Julie is a professional actress. She is co-directing the Festival play, ‘The Life of Buddha Shakyamuni’ and shares some of her insights into rehearsal and preparation. The play is performed on the last day of the festival and is a well-loved and profound end to the Festival.
I know my blog is for the experiences of today but it cannot start without a yesterday and yesterday I badly sprained my ankle. As I missed one rehearsal, I was determined not to miss another.
Rehearsal means to re hear. To re hear and repeat similar actions until they become heartfelt and meaningful. In guiding the retreat session today, Gen-la Khyenrab said repetition in Dharma is extremely meaningful and brings the Dharma into our heart. As with Dharma, so with acting.
The film director David Lynch says that, “Ideas are like fish. If you want to catch little fish, you can stay in the shallow water. But if you want to catch the big fish, you’ve got to go deeper”. As one of the directors helping to direct ‘The Life of Buddha Shakyamuni’, my responsibility is to encourage the actors to go deep into their heart and explore the possibilities they can bring to the part.
For us, preparing the play is Dharma. We set a pure intention. The rehearsal tent becomes the Temple, a holy space where imagination can transform the ordinary into the extraordinary world of Buddha. It is interesting that Geshe-la often uses acting as an analogy.
We are rehearsing the first part of the play. Everyone is important even if they have no speaking part. We are all interdependent. Stanislavsky, the great theatre director, said, “There are no small parts, only small actors”. And he is correct.
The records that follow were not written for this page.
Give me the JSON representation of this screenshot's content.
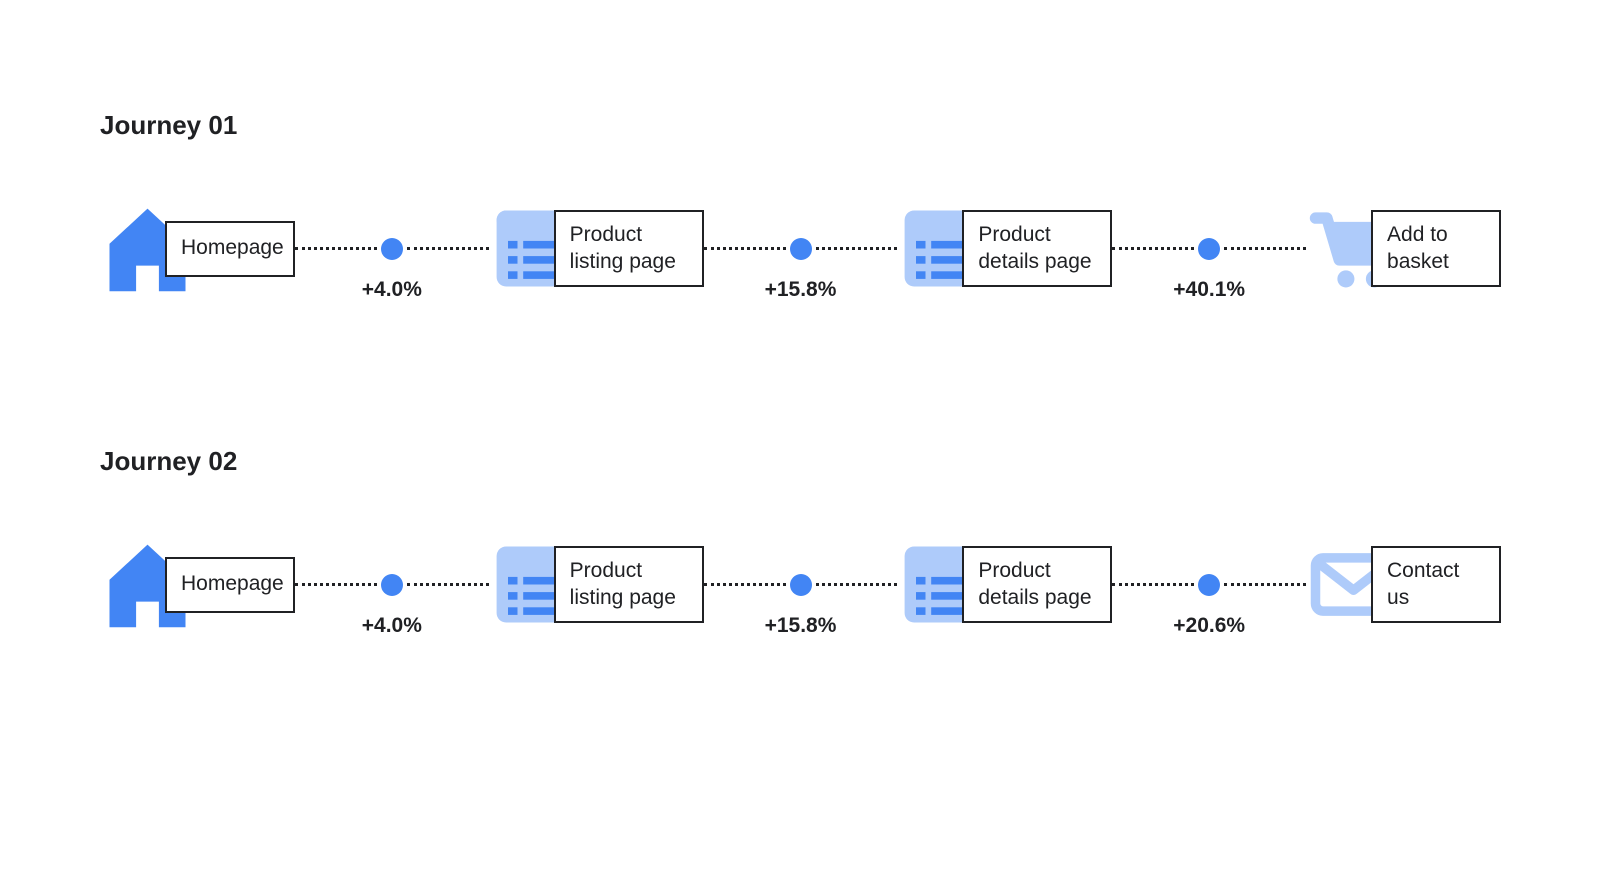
{
  "colors": {
    "icon_primary": "#4285f4",
    "icon_light": "#aecbfa",
    "text": "#202124"
  },
  "journeys": [
    {
      "title": "Journey 01",
      "steps": [
        {
          "icon": "home",
          "label": "Homepage"
        },
        {
          "icon": "browser-list",
          "label": "Product listing page"
        },
        {
          "icon": "browser-list",
          "label": "Product details page"
        },
        {
          "icon": "cart",
          "label": "Add to basket"
        }
      ],
      "connectors": [
        "+4.0%",
        "+15.8%",
        "+40.1%"
      ]
    },
    {
      "title": "Journey 02",
      "steps": [
        {
          "icon": "home",
          "label": "Homepage"
        },
        {
          "icon": "browser-list",
          "label": "Product listing page"
        },
        {
          "icon": "browser-list",
          "label": "Product details page"
        },
        {
          "icon": "envelope",
          "label": "Contact us"
        }
      ],
      "connectors": [
        "+4.0%",
        "+15.8%",
        "+20.6%"
      ]
    }
  ]
}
Everyone in the play is important because they are part of a vision to bring to life this wonderful, profound play about Buddha’s life.
I spoke with the actress who plays Kisogatami. It is one of most challenging roles in the play. Her baby has died. Struck with grief, she seeks the help of the Buddha. The baby is a bundle of cloth. For the actress, she has to transform this bundle of cloth into a real baby. In puppetry this process is called opalization. It’s when the puppet ceases to be an inanimate object and becomes real. It becomes real to the imagination. Just as in Tantric practice we create an imagined basis upon which we impute a Buddha, the actors on the stage provide the basis for the audience to imagine a living Buddha and receive amazing blessings.